▸ Exercise prompt: The word "indicator" may appear in some lines of the data; copy every such line.
━━ Data supplied
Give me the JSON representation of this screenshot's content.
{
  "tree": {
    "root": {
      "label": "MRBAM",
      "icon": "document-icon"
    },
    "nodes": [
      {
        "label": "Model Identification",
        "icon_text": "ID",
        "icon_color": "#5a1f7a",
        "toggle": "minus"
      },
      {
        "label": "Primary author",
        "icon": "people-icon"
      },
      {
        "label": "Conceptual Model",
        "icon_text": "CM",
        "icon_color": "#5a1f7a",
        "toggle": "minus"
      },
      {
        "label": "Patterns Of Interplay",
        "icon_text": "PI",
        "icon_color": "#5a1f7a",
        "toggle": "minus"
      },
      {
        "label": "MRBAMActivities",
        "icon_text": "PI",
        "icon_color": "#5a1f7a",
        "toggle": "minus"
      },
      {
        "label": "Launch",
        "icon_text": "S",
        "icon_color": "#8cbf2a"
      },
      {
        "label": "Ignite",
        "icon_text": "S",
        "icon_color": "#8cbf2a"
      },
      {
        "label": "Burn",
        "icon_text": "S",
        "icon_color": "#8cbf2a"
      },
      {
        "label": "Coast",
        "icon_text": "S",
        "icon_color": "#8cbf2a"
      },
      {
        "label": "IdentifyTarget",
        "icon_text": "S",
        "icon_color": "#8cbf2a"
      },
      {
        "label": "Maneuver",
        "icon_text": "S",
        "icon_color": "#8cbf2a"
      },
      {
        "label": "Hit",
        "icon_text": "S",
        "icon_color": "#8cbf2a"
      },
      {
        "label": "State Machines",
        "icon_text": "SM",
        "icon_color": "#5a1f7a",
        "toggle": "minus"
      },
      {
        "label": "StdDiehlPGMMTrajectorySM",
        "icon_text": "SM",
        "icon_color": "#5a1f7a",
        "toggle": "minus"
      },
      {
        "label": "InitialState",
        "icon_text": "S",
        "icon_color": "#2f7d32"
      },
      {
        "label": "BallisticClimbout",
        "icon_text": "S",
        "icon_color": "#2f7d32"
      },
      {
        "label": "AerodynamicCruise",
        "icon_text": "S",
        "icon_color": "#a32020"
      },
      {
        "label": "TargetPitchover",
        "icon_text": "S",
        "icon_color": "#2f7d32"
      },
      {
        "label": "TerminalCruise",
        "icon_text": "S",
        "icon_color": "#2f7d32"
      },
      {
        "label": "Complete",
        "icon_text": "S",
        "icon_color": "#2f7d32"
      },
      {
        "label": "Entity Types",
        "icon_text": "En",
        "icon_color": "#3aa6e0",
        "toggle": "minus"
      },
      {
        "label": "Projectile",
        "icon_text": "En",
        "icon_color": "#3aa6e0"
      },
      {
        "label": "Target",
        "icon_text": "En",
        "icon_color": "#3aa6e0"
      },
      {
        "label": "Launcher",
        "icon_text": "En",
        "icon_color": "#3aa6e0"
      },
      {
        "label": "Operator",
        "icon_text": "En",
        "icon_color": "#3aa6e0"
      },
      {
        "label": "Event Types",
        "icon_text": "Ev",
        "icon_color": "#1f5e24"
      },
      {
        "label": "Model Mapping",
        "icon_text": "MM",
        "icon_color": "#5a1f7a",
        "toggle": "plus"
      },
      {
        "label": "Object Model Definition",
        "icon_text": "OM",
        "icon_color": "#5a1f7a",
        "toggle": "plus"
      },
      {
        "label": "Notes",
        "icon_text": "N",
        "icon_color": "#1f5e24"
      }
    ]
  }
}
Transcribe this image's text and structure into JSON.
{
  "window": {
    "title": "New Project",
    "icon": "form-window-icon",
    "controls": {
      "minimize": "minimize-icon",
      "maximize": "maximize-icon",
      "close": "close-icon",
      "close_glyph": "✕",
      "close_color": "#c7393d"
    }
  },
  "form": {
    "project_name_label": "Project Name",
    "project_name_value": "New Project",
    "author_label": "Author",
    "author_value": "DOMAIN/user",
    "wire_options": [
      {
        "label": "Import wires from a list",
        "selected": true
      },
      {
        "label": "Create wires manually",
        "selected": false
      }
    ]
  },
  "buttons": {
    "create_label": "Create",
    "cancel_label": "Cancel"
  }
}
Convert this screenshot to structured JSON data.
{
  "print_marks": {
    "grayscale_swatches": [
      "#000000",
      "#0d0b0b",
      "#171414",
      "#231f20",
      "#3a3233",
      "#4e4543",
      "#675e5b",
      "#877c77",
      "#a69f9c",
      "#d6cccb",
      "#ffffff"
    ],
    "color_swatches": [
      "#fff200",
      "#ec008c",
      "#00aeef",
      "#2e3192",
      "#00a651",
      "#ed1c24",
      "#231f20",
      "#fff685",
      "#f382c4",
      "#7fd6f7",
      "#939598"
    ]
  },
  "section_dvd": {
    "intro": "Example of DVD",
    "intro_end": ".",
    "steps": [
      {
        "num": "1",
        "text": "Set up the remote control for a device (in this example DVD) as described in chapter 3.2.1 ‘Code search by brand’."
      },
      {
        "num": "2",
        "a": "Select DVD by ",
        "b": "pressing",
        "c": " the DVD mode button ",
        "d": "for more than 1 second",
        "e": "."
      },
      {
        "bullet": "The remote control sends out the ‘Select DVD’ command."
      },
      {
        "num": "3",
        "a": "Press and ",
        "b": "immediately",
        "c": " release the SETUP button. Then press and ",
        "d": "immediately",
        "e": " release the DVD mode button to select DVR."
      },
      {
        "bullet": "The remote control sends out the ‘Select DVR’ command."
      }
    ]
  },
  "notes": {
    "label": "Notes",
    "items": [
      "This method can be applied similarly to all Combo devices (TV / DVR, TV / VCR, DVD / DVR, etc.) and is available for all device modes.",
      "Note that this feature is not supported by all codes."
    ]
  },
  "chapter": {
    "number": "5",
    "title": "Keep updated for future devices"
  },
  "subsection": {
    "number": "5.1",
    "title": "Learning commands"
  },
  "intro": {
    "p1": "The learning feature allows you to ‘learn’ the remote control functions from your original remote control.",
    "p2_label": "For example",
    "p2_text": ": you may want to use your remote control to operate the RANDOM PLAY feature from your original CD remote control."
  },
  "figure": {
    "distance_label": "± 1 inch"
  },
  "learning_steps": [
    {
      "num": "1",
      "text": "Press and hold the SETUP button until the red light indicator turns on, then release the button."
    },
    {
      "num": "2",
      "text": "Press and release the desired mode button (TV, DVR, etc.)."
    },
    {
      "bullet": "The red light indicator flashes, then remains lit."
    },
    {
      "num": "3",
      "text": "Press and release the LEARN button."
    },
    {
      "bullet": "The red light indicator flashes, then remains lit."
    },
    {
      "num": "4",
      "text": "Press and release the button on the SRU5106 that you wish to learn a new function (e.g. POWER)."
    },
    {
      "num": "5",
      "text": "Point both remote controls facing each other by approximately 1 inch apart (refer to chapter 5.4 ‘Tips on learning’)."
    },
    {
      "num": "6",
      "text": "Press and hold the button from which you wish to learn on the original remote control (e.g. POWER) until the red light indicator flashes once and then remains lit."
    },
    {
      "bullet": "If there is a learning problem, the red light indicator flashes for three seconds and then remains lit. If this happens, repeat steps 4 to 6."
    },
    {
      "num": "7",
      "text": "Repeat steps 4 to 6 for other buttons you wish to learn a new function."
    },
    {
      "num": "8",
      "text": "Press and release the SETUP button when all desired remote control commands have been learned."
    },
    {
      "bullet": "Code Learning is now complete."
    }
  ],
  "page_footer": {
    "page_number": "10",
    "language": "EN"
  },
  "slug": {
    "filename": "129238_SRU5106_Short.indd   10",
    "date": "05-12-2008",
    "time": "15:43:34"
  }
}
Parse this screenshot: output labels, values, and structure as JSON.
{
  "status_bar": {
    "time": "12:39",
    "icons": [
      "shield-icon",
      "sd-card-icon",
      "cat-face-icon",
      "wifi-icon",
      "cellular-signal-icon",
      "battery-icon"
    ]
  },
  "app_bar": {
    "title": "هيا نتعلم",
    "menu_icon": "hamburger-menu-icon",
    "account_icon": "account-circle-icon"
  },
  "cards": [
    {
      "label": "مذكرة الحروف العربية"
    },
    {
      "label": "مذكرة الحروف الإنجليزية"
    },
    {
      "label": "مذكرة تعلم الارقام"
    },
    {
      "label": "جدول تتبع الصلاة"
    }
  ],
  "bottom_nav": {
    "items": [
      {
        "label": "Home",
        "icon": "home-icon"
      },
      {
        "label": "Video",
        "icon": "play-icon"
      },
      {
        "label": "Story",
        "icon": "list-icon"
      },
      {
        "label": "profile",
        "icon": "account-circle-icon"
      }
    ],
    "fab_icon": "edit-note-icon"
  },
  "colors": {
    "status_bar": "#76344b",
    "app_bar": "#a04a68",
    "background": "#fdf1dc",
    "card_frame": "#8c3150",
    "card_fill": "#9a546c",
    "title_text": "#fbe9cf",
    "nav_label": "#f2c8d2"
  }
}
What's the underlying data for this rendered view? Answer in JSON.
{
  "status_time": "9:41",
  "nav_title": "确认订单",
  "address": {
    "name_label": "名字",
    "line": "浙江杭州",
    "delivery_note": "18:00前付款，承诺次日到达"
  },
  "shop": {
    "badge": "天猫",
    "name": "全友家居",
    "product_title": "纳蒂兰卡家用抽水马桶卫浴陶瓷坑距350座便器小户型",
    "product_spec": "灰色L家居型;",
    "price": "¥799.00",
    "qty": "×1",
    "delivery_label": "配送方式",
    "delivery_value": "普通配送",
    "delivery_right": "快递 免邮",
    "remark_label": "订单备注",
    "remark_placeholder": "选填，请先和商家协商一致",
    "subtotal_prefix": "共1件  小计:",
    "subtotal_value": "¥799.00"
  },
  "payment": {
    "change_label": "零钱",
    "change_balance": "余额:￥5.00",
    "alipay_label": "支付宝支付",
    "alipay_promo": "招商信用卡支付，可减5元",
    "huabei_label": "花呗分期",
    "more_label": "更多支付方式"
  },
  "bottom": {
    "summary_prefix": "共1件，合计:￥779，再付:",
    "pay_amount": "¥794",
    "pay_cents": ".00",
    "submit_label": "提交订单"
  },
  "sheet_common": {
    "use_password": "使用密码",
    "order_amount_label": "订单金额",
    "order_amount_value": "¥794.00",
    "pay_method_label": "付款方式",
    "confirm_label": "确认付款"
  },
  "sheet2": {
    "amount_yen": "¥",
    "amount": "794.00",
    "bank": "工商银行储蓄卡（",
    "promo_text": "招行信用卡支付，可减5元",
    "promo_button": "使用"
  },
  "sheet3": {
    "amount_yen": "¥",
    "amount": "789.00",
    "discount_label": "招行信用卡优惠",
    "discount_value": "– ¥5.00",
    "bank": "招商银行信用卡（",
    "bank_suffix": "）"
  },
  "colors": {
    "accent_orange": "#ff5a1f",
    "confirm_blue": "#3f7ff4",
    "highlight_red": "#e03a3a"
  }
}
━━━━
▸ Solution:
      "text": "Press and hold the SETUP button until the red light indicator turns on, then release the button."
      "bullet": "The red light indicator flashes, then remains lit."
      "bullet": "The red light indicator flashes, then remains lit."
      "text": "Press and hold the button from which you wish to learn on the original remote control (e.g. POWER) until the red light indicator flashes once and then remains lit."
      "bullet": "If there is a learning problem, the red light indicator flashes for three seconds and then remains lit. If this happens, repeat steps 4 to 6."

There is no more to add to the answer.